Fifteen years ago in this rural area of Colorado there had been talk of an Indian shaman who wandered the forests and threatened whoever he encountered, but nobody really took the stories seriously, they were like an urban myth. Certainly Tony (Stefano Madia) didn't, he just wanted to get to the camp thereabouts where tourists would stay, and the young locals liked to frolic, Tony's choice of frolicking tonight being a schoolfriend, Rose (Clelia Fradella), in spite of his supposed interest in another girl. Once darkness had fallen and they were appreciating one another's company, a young boy whose parents owned the camp was skulking around when he witnessed something that would leave a terrible mark on his psyche...
Could it be that the shaman is real? Somebody has bumped off Tony and Rose within ten minutes of the movie beginning, and we are supposed to be casting doubts on the yarn that he is not, though frankly by the point we get to the last scene we will be left none the wiser, as whenever we see the shaman it is someone wearing an old geezer mask, which begs the question, why would a shaman sport a shaman mask if he was already a shaman underneath the mask and presumably looked more or less the same? If you expect that conundrum to be solved, then Bodycount will prove an immensely frustrating proposition for you, as it was another eighties slasher clone with more energy than sense.
Though at least it had that energy, thanks to brisk direction from Ruggero Deodato, already a notorious name in Italian horror thanks to his lurid effort Cannibal Holocaust, a work whose controversy endures to this day. This was a lot more generic, admittedly with that particularly Italian brand of off-kilter plotting and detail that had their fans preferring this to certain North American product from the golden age for the country's shockers which lasted from the nineteen-sixties to the early eighties. Note that this was released in the mid-eighties, the point when the inspiration was running dry and the giallo genre was looking old hat compared to the slasher genre from across the Atlantic.

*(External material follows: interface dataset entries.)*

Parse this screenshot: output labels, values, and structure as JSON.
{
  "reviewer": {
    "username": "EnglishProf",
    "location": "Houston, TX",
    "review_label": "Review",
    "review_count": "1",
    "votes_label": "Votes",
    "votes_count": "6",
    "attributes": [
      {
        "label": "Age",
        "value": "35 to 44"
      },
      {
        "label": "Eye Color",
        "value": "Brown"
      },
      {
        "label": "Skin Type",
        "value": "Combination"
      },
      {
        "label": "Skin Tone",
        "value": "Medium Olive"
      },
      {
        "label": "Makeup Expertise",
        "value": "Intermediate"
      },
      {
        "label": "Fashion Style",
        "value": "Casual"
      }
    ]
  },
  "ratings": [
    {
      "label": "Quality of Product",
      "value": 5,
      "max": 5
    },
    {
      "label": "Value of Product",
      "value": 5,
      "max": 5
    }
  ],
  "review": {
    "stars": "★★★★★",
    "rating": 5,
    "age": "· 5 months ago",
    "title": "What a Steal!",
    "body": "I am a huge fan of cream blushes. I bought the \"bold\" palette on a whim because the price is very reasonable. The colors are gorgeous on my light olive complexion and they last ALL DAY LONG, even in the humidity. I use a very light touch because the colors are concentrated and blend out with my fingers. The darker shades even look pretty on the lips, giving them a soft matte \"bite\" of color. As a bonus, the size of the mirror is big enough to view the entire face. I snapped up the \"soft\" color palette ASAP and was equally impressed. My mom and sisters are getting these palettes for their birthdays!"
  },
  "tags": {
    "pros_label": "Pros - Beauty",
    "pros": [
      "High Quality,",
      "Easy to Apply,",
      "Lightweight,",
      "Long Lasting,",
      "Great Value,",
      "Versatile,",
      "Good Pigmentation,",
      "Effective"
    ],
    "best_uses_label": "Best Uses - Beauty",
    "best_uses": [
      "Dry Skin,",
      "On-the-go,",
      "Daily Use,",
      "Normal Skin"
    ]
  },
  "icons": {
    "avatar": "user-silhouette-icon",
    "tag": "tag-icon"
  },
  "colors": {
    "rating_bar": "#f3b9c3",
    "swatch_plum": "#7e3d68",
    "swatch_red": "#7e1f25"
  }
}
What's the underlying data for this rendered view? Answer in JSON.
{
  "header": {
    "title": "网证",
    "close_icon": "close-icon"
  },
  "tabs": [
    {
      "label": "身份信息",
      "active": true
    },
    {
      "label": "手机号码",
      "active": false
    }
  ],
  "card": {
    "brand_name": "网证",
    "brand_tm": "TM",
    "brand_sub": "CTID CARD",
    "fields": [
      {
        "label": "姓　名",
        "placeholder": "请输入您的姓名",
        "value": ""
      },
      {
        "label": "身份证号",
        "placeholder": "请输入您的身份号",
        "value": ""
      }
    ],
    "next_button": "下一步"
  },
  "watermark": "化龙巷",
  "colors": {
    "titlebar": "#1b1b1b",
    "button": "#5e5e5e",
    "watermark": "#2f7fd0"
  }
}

Only unless you were a fan of the big horror franchises, the slashers were looking old hat too, and even then originality was thin on the ground as the supernatural was crowbarred in to keep your Halloween or Friday the 13th stumbling forward. It was unclear even as the credits rolled if the collection of screenwriters had taken than option as well, for most of it seemed to be of the masked maniac with a kitchen knife cutting a swathe through the cast variety, said cast mostly made up of young holidaymakers looking for a good time and predictably finding nothing of the kind. Leading those young folks was former World Speedway Champion Bruce Penhall, for whom the attraction of speed had adapted into the attraction for acting in cheapo exploitation flicks.
Not before a stint alongside Erik Estrada in TV action series CHiPs for a one season flop, and sure enough there is a spot of motorcycle action here, a sop to either Penhall to keep him interested, or his fans who would want to be engaged with the goings-on somehow. More interesting for cult movie fans were the more experienced actors, with Euro-stalwarts Mimsy Farmer and David Hess as the married couple running the camp, a marriage surely made in heaven if you were an aficionado of their oeuvre, the prolific John Steiner and Ivan Rassimov lurking in the background, and favourite of both Russ Meyer and Jonathan Demme alike, Charles Napier as the Sheriff who has a teddy bear on his dashboard, a toy that keeps showing up to herald another murder to no reason ever explained in the movie. Not that this lot got a tremendous amount to do other than act suspicious, have the odd dream or canoodle or whatnot, with most of the bloodshed given over to the more youthful cast members. Add aerobics and nudity and you had the recipe for eventful yet fatally silly nonsense. Music by Claudio Simonetti.
Italian director best known his ultra-violent horror work, but whose filmography takes in many genres over a 40-year career. Worked as an assistant director on a variety of films during the sixties, and made his first credited directing debut in 1968 with the superhero yarn Phenomenal and the Treasure of Tutankamen. Throughout the following decade Deodato made erotic dramas (Gungalar, Waves of Lust), musical comdies (Man Only Cries for Love), and comic book romps (Zenabel).
It was Ruggero's horror films that gained him an international reputation however. The trashy Last Cannibal World was followed by 1980's notorious Cannibal Holocaust, and the likes of House on the Edge of the Park, Cut and Run and Bodycount were popular amongst video audiences during the eighties. Other films during this period include the action fantasy The Barbarians and bizarre thriller Dial Help, while Deodato's work during the nineties was largely confined to Italian TV.